Teaching

Cornell

  • Instructor, Engineering Applications of Operations Research (ENGRI 1101, Fall 2019): I’ll be teaching ENGRI 1101 again this fall!  Here is the draft syllabus.
  • Instructor, ORIE Project (ORIE 4999, Spring 2019): Over the semester, we’ll be writing a mini-textbook on the decision sciences for several hundred inmates in NY State Prisons.  This project-based course meets the technical communication requirement  through Writing Intensive Opportunity: Practicum in Technical Writing (ENGRC 3023).
  • Instructor, Engineering Applications of Operations Research (ENGRI 1101, Fall 2018): I taught the ORIE department’s 88-student introductory course for first-year engineering students.  I added material on social networks, social choice, racial gerrymandering, and statistics (linear regression and ecological inference), and emphasized real-world applications.  My overall instructor rating was a 4.80, compared to a 3.67 average within ORIE. For more information, see my syllabus.
  • Teaching Assistant, Topics in Linear Optimization (ORIE 5311, Spring 2017, First Half-Semester): Gave weekly lectures to Master’s level students introducing integer programming. I earned an average overall quality rating of 5/5.
  • Co-organizer and Moderator, Mathematical Techniques for Optimization Reading Course (ORIE 7390, Fall 2017): With Madeleine UdellDavid Shmoys, and Sid Banerjee, I organized and moderated a reading class on mathematical techniques for optimization; see the syllabus.
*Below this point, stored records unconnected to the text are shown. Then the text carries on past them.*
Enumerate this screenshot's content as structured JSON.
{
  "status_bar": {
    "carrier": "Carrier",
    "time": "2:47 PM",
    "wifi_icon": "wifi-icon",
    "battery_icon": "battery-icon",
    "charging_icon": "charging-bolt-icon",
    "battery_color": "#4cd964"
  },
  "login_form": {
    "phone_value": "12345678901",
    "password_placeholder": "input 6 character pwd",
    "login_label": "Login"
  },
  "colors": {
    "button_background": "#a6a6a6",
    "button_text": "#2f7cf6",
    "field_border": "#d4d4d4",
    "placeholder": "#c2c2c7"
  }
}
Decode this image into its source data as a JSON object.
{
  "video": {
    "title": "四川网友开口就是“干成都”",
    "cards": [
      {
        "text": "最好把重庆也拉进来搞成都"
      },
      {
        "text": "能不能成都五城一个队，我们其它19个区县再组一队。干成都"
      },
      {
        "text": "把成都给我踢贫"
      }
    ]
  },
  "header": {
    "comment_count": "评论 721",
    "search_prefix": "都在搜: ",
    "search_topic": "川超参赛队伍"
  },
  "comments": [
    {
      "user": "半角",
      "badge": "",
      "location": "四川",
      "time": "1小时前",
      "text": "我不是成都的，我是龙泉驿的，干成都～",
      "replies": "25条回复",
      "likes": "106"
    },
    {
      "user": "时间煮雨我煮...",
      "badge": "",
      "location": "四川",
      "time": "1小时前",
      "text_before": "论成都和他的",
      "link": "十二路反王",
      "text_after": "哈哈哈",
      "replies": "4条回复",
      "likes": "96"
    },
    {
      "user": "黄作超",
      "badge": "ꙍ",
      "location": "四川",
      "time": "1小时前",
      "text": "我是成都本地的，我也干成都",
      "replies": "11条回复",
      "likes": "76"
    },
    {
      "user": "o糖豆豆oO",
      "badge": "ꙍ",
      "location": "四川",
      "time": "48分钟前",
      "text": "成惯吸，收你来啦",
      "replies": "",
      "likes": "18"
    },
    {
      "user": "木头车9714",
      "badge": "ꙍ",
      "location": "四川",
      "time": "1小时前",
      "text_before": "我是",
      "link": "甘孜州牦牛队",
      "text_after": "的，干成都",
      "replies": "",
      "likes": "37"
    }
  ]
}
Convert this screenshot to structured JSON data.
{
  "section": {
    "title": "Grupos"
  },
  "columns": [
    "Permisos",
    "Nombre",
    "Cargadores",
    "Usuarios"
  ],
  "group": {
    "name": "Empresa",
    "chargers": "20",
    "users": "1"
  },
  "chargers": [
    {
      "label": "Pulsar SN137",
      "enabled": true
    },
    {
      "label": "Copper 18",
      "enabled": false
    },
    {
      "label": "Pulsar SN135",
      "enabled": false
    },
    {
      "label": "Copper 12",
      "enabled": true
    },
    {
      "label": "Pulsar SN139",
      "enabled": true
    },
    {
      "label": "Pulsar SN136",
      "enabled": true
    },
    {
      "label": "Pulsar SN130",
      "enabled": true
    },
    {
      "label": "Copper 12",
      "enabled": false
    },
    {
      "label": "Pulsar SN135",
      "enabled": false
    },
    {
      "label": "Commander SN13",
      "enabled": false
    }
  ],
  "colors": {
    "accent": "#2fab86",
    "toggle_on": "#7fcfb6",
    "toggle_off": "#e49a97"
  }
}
Canada/USA Mathcamp

During the summers of 2015-2017, I taught several week-long courses at the Canada/USA Mathcamp.  It’s a teachers paradise: wonderful, motivated students, colleagues who love to bounce teaching ideas, and the opportunity to teach basically whatever content — and in whatever style — you’re excited about.  Some of my favorite courses include:

  • Statistical Modeling: an intensive course illustrating the statistical modelling process through the general linear model.  Students got a taste of statistical theory during lectures and learned R to analyze data during labs.
  • Not Your Grandparents’ Algorithms Class: an algorithms class for pure mathematicians.  This course motivated and discussed theory pertinent to mathematically beautiful algorithms, including the ellipsoid algorithm, branch and bound, and multiplicative weights.
  • The Traveling Salesman Problem: Recent Breakthroughs: In five days, we built up the optimization background to motivate and work through the technical details from this recent paper.
  • A Crash Course in Axiomatic Probability: a fun course building probability from nitty-gritty axiomatic results through the Weak Law of Large Numbers.
  • Turing and His Work: a seminar where we “got to know” Alan Turing by reading his work, including his work on the Turing test, chess, and Turing machines.
  • The Development of Probability: a course exploring how and why probability developed during the 17th century.  We discussed some of the earliest tools, limit theorems, and applications of probability.